A great way to check for flow is to put yourself in your reader’s place, which happens when you hear the writing vs. reading it. Have a friend read it out loud to you, or read it out loud yourself. Some people like the computer to use text-to-talk and read out loud to them. Hearing the sentences can alert you to where something is unclear, awkward, or a repetition of what has already been said. Also, it will help you catch grammatical errors—you may not know the rule, but you know if something “sounds right.”
If you’re up to being a surgeon a little while more, read each sentence in reverse order. Start at the end and read up to the beginning. This forces your brain to forget the story and only focus on the operation at hand.
Be Stephen King
In his wonderful book, On Writing, King (one the world’s top best-selling authors with over 40 works published) is persuasive in his advice to “kill all adverbs, and many adjectives, too.” He says to use a rich vocabulary and active verbs instead of passive. Shorten, change, or delete any writing that reads dull. King’s coaching applies to nonfiction as well as fiction. Importantly, he says to know who you are writing to, and have that person in mind as you write. This is a KEY point. Your editor can’t fix this, so you need to have it top-of-mind all the way through your book—that is, if you want your target readers to be engaged, find your book worthwhile, and tell others about it.
Use “I” but Don’t Overdo It

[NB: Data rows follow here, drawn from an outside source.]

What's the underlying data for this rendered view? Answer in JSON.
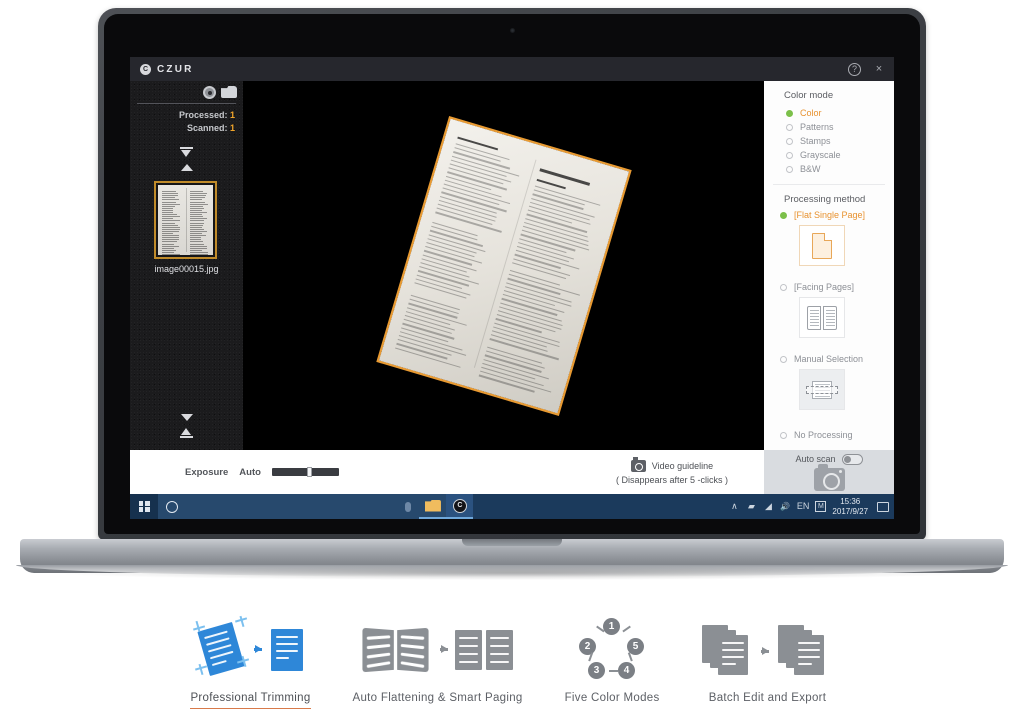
{
  "app": {
    "brand": "CZUR",
    "logo_glyph": "C",
    "help_label": "?",
    "close_label": "×"
  },
  "thumbnail_rail": {
    "settings_icon": "gear-icon",
    "folder_icon": "folder-icon",
    "processed_label": "Processed:",
    "processed_count": "1",
    "scanned_label": "Scanned:",
    "scanned_count": "1",
    "nav_top_icon": "jump-to-top-icon",
    "nav_up_icon": "scroll-up-icon",
    "nav_down_icon": "scroll-down-icon",
    "nav_bottom_icon": "jump-to-bottom-icon",
    "thumbnails": [
      {
        "filename": "image00015.jpg",
        "selected": true
      }
    ]
  },
  "preview": {
    "document_alt": "scanned-page-preview",
    "detection_border_color": "#e89a32"
  },
  "options": {
    "color_mode": {
      "title": "Color mode",
      "selected": "Color",
      "items": [
        {
          "label": "Color",
          "selected": true
        },
        {
          "label": "Patterns",
          "selected": false
        },
        {
          "label": "Stamps",
          "selected": false
        },
        {
          "label": "Grayscale",
          "selected": false
        },
        {
          "label": "B&W",
          "selected": false
        }
      ]
    },
    "processing_method": {
      "title": "Processing method",
      "selected": "[Flat Single Page]",
      "items": [
        {
          "label": "[Flat Single Page]",
          "selected": true,
          "icon": "single-page-icon"
        },
        {
          "label": "[Facing Pages]",
          "selected": false,
          "icon": "open-book-icon"
        },
        {
          "label": "Manual Selection",
          "selected": false,
          "icon": "manual-crop-icon"
        },
        {
          "label": "No Processing",
          "selected": false,
          "icon": "none"
        }
      ]
    },
    "accent_selected": "#e8922f",
    "accent_radio": "#7cc04a"
  },
  "bottom_bar": {
    "exposure_label": "Exposure",
    "auto_label": "Auto",
    "exposure_value": 57,
    "guideline_title": "Video guideline",
    "guideline_note": "( Disappears after 5 -clicks )",
    "guideline_icon": "video-camera-icon",
    "auto_scan_label": "Auto scan",
    "auto_scan_on": false,
    "capture_icon": "camera-capture-icon"
  },
  "taskbar": {
    "start_icon": "windows-start-icon",
    "cortana_icon": "cortana-circle-icon",
    "search_placeholder": "",
    "mic_icon": "microphone-icon",
    "apps": [
      {
        "name": "file-explorer",
        "icon": "folder-icon"
      },
      {
        "name": "czur-scanner",
        "icon": "czur-icon",
        "glyph": "C"
      }
    ],
    "tray": [
      {
        "name": "show-hidden-icons",
        "glyph": "∧"
      },
      {
        "name": "network-icon",
        "glyph": "▰"
      },
      {
        "name": "wifi-icon",
        "glyph": "◢"
      },
      {
        "name": "volume-icon",
        "glyph": "🔊"
      },
      {
        "name": "language-indicator",
        "glyph": "EN"
      },
      {
        "name": "ime-indicator",
        "glyph": "M"
      }
    ],
    "clock_time": "15:36",
    "clock_date": "2017/9/27",
    "action_center_icon": "action-center-icon"
  },
  "features": [
    {
      "label": "Professional Trimming",
      "active": true,
      "icon": "trimming-icon"
    },
    {
      "label": "Auto Flattening & Smart Paging",
      "active": false,
      "icon": "flattening-icon"
    },
    {
      "label": "Five Color Modes",
      "active": false,
      "icon": "color-modes-icon",
      "numbers": [
        "1",
        "2",
        "3",
        "4",
        "5"
      ]
    },
    {
      "label": "Batch Edit and Export",
      "active": false,
      "icon": "batch-export-icon"
    }
  ],
  "feature_underline_color": "#d87a4a"
}
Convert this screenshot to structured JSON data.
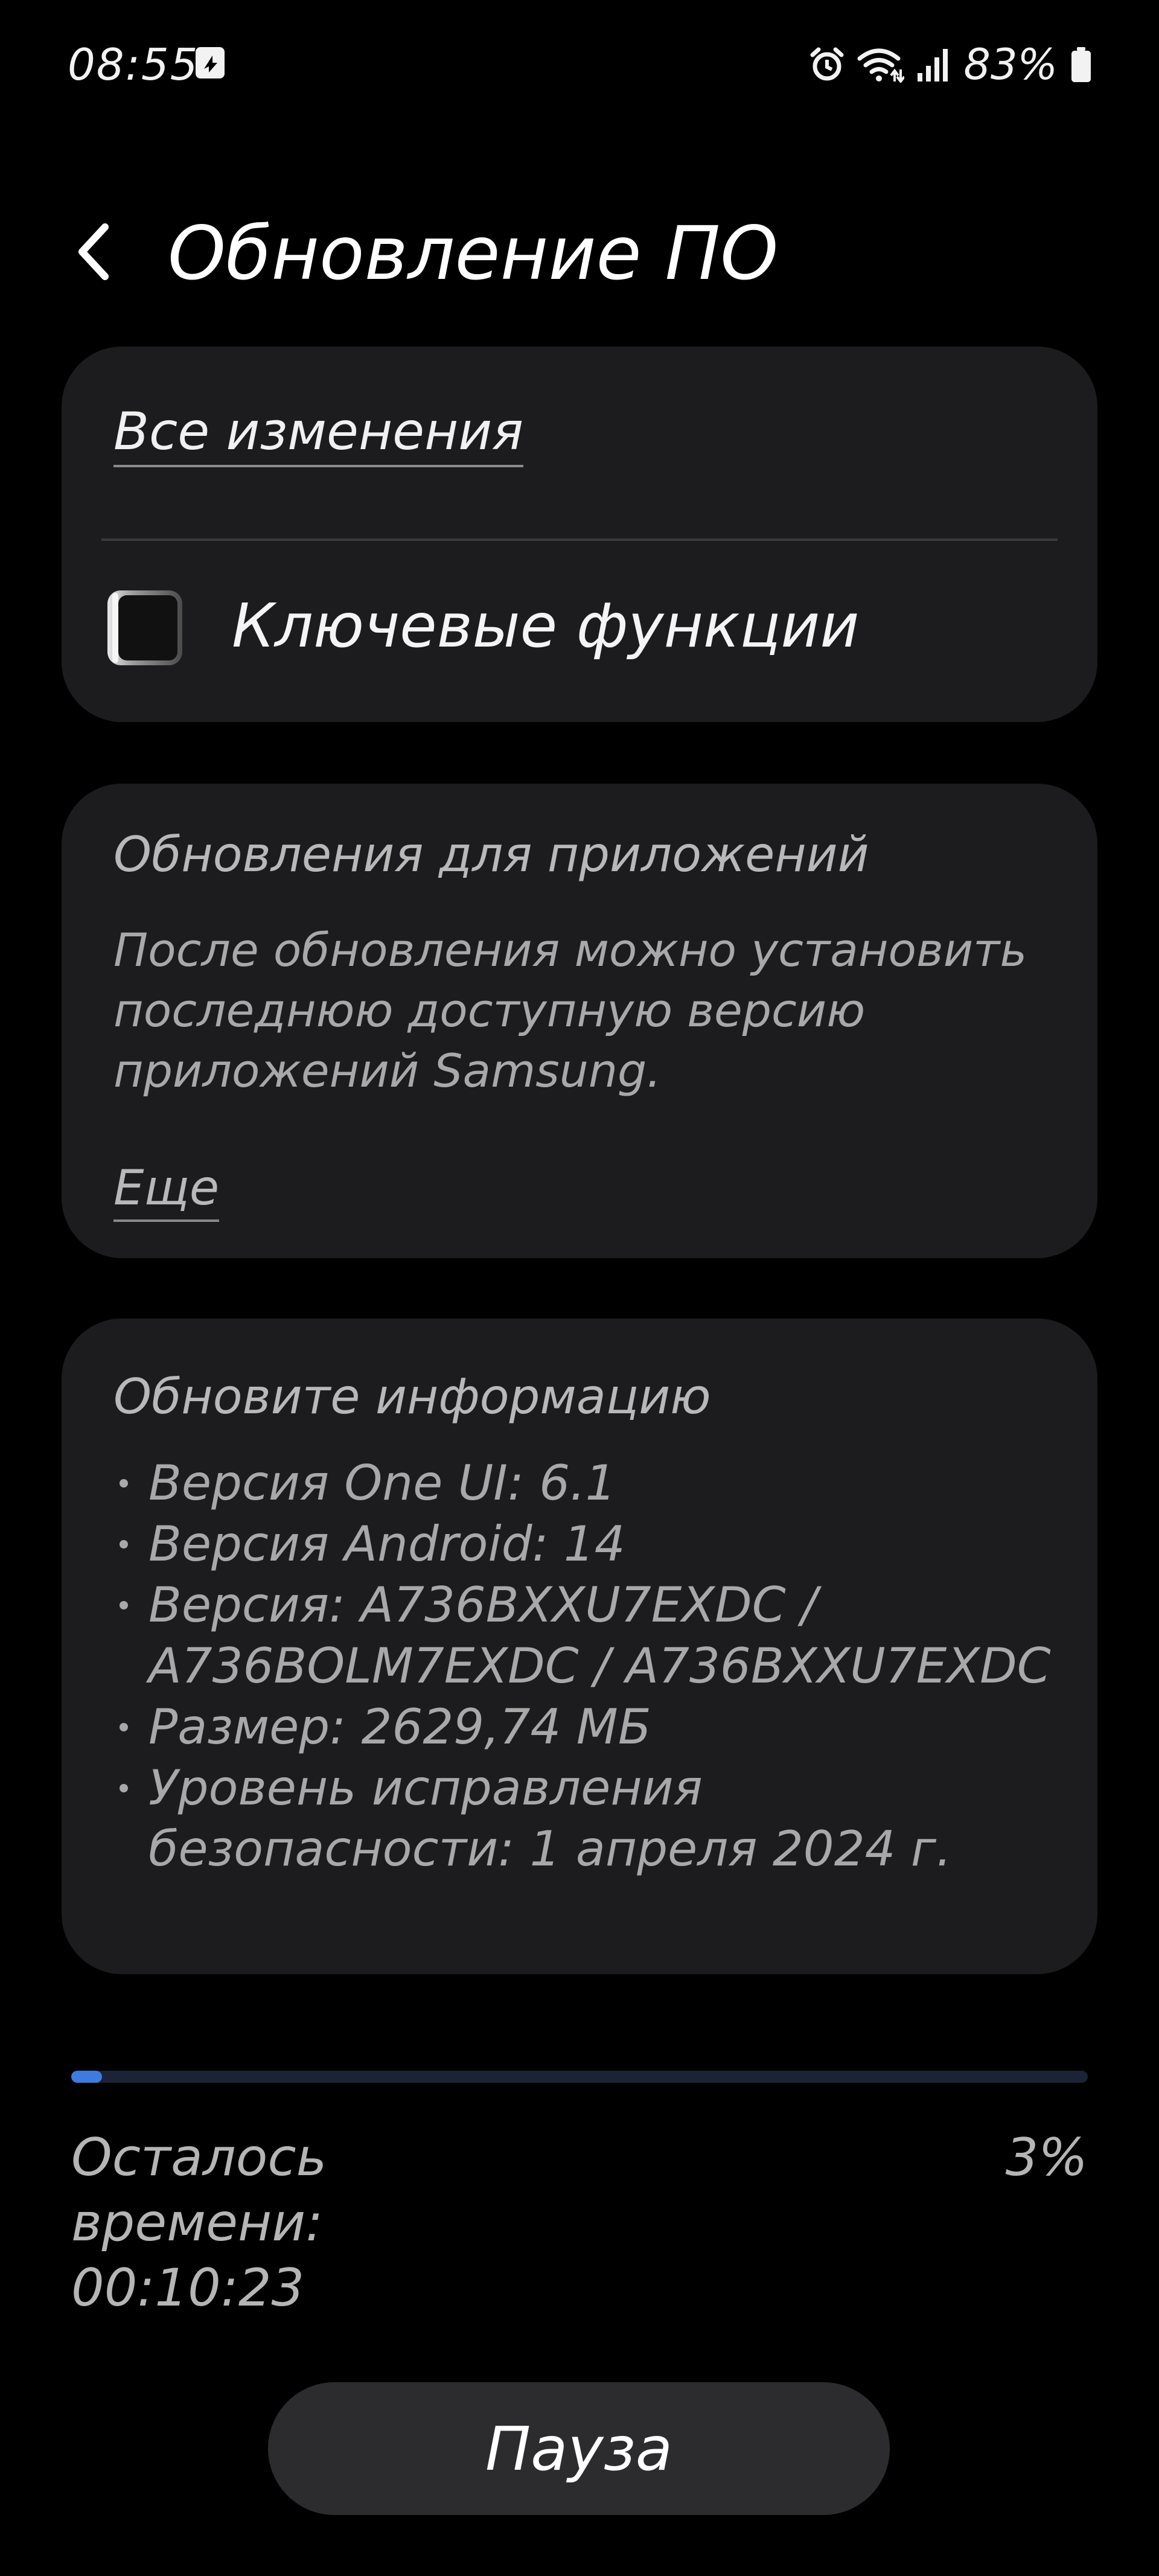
{
  "status_bar": {
    "time": "08:55",
    "battery_percent": "83%",
    "icons": [
      "notification-icon",
      "alarm-icon",
      "wifi-icon",
      "signal-icon",
      "battery-icon"
    ]
  },
  "header": {
    "title": "Обновление ПО",
    "back_icon": "back-chevron-icon"
  },
  "changes_card": {
    "all_changes_label": "Все изменения",
    "key_features_label": "Ключевые функции",
    "key_features_icon": "phone-icon"
  },
  "apps_card": {
    "heading": "Обновления для приложений",
    "body": "После обновления можно установить последнюю доступную версию приложений Samsung.",
    "more_label": "Еще"
  },
  "info_card": {
    "heading": "Обновите информацию",
    "items": [
      "Версия One UI: 6.1",
      "Версия Android: 14",
      "Версия: A736BXXU7EXDC / A736BOLM7EXDC / A736BXXU7EXDC",
      "Размер: 2629,74 МБ",
      "Уровень исправления безопасности: 1 апреля 2024 г."
    ]
  },
  "progress": {
    "value_percent": 3,
    "percent_label": "3%",
    "remaining_label": "Осталось времени:",
    "remaining_time": "00:10:23"
  },
  "actions": {
    "pause_label": "Пауза"
  },
  "colors": {
    "background": "#000000",
    "card": "#1c1c1e",
    "progress_fill": "#3e7be0",
    "progress_track": "#1a2436",
    "button": "#2c2c2e"
  }
}
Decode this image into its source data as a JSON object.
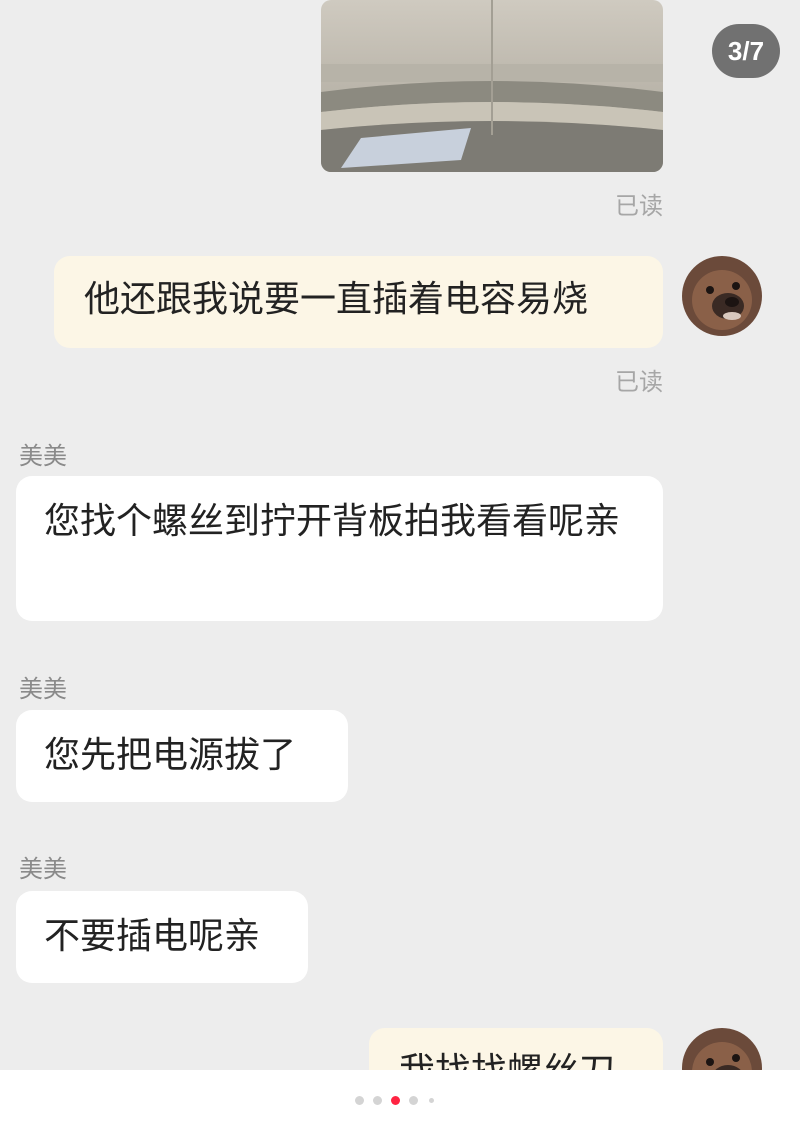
{
  "viewer": {
    "counter": "3/7",
    "page_dots": {
      "current": 3,
      "visible": 5
    },
    "accent_color": "#ff2442"
  },
  "messages": [
    {
      "type": "image",
      "from": "me",
      "status": "已读"
    },
    {
      "type": "text",
      "from": "me",
      "text": "他还跟我说要一直插着电容易烧",
      "status": "已读",
      "avatar": "dog-avatar"
    },
    {
      "type": "text",
      "from": "them",
      "sender": "美美",
      "text": "您找个螺丝到拧开背板拍我看看呢亲"
    },
    {
      "type": "text",
      "from": "them",
      "sender": "美美",
      "text": "您先把电源拔了"
    },
    {
      "type": "text",
      "from": "them",
      "sender": "美美",
      "text": "不要插电呢亲"
    },
    {
      "type": "text",
      "from": "me",
      "text": "我找找螺丝刀",
      "avatar": "dog-avatar",
      "partially_visible": true
    }
  ]
}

It is critical that you write with your own authentic voice, speaking directly to your target reader. If you are a teacher, rather than writing, “It is common for students to become bored if…,” go ahead and say what you know from your own experience. “My students get bored if I do any of these five things…” Also, it is weak to say, “In my opinion…” You are the author and are expected to say what you think, believe, and conclude.
On the other hand, starting too many sentences with “I” will leave your reader feeling disconnected, not engaged. Don’t make it hard for them to relate, to see themselves in the problems, situations, and lessons you share. In one re-write project, the first thing I did for the author was point out that he used the word “you” 416 times and the word “I” in 1675 instances. We worked on flipping those so that the reader was included and addressed sufficiently (he had gotten feedback that his book was just his own ego trip).
Mix it Up
Every paragraph that your reader reads, they are potentially losing interest. The more paragraphs, the greater the chance they won’t make it to the end of your writing.
No reader wants to hit a huge wall of words, so enliven your text with headings, bullets, lists, tables, graphics, quotes, and links.
You can also use dialogue to break up pages of an example story. For nonfiction, don’t worry that you cannot recall every word that was said; simply create a short, natural-sounding conversation that shows what you want the scene to mean to the reader.
Hand it Off
Carefully composing an email is one thing, but for an article or book, don’t go it alone. Once you’ve completed two reviews of your manuscript or document, correcting typos, redundancies, and content errors (e.g., upon checking, it was actually 1963, not 1966), transfer the final editing and proofreading task to professionals. Reluctance to do this is fear-based, and can poison your project.
When perfectionism and procrastination combine, you can be your own worst enemy. By freeing yourself from this, you can better use your time to accomplish more with less stress.
The above teachings (and so much more!) are included in my online course for writing nonfiction. Learn more here MasterClass.